# GIVEN RECORDS
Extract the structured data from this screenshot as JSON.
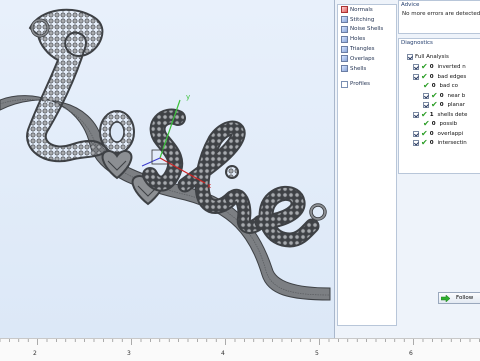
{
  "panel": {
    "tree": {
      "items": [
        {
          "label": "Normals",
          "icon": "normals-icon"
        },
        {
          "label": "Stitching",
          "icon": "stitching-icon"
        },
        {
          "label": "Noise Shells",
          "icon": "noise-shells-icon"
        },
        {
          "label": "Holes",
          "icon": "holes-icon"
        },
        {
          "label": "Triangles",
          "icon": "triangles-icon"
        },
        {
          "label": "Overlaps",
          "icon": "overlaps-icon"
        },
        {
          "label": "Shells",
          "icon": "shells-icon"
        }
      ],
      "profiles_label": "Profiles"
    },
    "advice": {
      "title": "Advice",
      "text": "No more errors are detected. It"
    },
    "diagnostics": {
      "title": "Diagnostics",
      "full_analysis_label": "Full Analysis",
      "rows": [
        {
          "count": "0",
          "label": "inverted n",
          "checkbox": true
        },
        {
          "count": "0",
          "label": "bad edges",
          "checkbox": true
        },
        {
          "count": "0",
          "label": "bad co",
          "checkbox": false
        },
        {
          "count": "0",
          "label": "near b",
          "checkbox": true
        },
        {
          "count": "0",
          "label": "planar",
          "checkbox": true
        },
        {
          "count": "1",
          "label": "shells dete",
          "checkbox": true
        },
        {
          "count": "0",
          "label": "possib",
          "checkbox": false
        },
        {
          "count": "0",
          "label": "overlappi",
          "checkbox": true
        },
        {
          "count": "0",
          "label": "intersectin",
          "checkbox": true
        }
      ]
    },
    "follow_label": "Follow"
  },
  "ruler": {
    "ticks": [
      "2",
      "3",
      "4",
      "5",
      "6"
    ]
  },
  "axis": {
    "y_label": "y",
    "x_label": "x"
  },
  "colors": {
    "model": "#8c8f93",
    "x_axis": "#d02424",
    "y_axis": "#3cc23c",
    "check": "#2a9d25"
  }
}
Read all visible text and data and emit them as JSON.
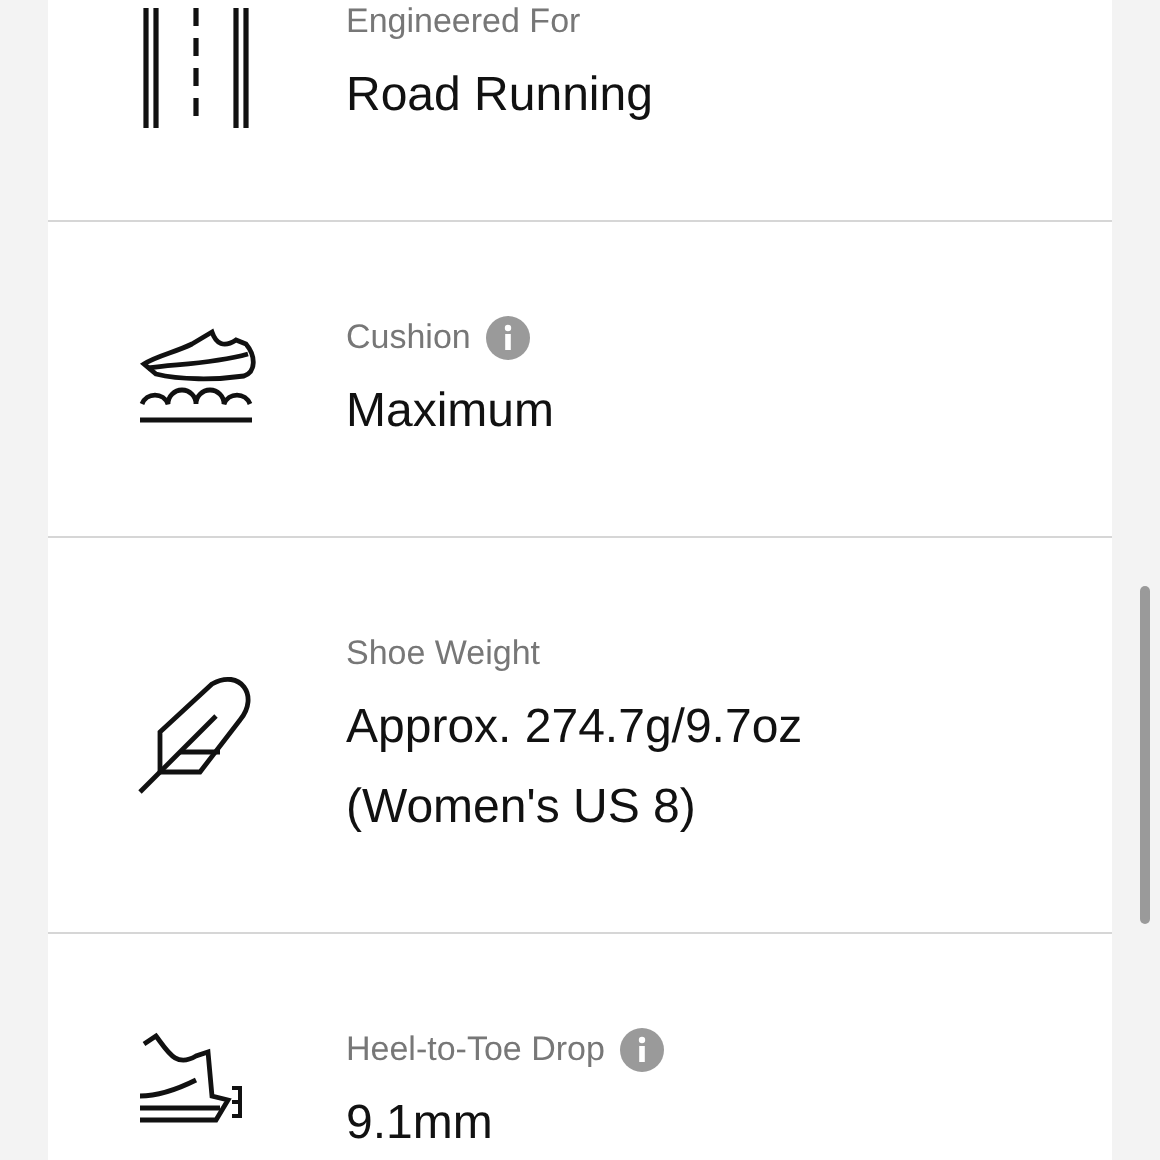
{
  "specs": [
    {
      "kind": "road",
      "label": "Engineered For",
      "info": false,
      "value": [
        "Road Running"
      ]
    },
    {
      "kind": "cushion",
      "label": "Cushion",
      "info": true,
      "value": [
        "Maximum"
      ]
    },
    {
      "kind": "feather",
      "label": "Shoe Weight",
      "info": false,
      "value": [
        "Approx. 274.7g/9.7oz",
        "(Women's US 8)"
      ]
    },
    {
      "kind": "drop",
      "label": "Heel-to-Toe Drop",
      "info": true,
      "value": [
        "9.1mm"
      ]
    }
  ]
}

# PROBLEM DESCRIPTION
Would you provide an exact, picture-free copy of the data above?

# SOLUTION TO THE EXERCISE
Extract the structured data from this screenshot as JSON.
{
  "panel": {
    "tree": {
      "items": [
        {
          "label": "Normals",
          "icon": "normals-icon"
        },
        {
          "label": "Stitching",
          "icon": "stitching-icon"
        },
        {
          "label": "Noise Shells",
          "icon": "noise-shells-icon"
        },
        {
          "label": "Holes",
          "icon": "holes-icon"
        },
        {
          "label": "Triangles",
          "icon": "triangles-icon"
        },
        {
          "label": "Overlaps",
          "icon": "overlaps-icon"
        },
        {
          "label": "Shells",
          "icon": "shells-icon"
        }
      ],
      "profiles_label": "Profiles"
    },
    "advice": {
      "title": "Advice",
      "text": "No more errors are detected. It"
    },
    "diagnostics": {
      "title": "Diagnostics",
      "full_analysis_label": "Full Analysis",
      "rows": [
        {
          "count": "0",
          "label": "inverted n",
          "checkbox": true
        },
        {
          "count": "0",
          "label": "bad edges",
          "checkbox": true
        },
        {
          "count": "0",
          "label": "bad co",
          "checkbox": false
        },
        {
          "count": "0",
          "label": "near b",
          "checkbox": true
        },
        {
          "count": "0",
          "label": "planar",
          "checkbox": true
        },
        {
          "count": "1",
          "label": "shells dete",
          "checkbox": true
        },
        {
          "count": "0",
          "label": "possib",
          "checkbox": false
        },
        {
          "count": "0",
          "label": "overlappi",
          "checkbox": true
        },
        {
          "count": "0",
          "label": "intersectin",
          "checkbox": true
        }
      ]
    },
    "follow_label": "Follow"
  },
  "ruler": {
    "ticks": [
      "2",
      "3",
      "4",
      "5",
      "6"
    ]
  },
  "axis": {
    "y_label": "y",
    "x_label": "x"
  },
  "colors": {
    "model": "#8c8f93",
    "x_axis": "#d02424",
    "y_axis": "#3cc23c",
    "check": "#2a9d25"
  }
}
Read all visible text and data and emit them as JSON.
{
  "specs": [
    {
      "kind": "road",
      "label": "Engineered For",
      "info": false,
      "value": [
        "Road Running"
      ]
    },
    {
      "kind": "cushion",
      "label": "Cushion",
      "info": true,
      "value": [
        "Maximum"
      ]
    },
    {
      "kind": "feather",
      "label": "Shoe Weight",
      "info": false,
      "value": [
        "Approx. 274.7g/9.7oz",
        "(Women's US 8)"
      ]
    },
    {
      "kind": "drop",
      "label": "Heel-to-Toe Drop",
      "info": true,
      "value": [
        "9.1mm"
      ]
    }
  ]
}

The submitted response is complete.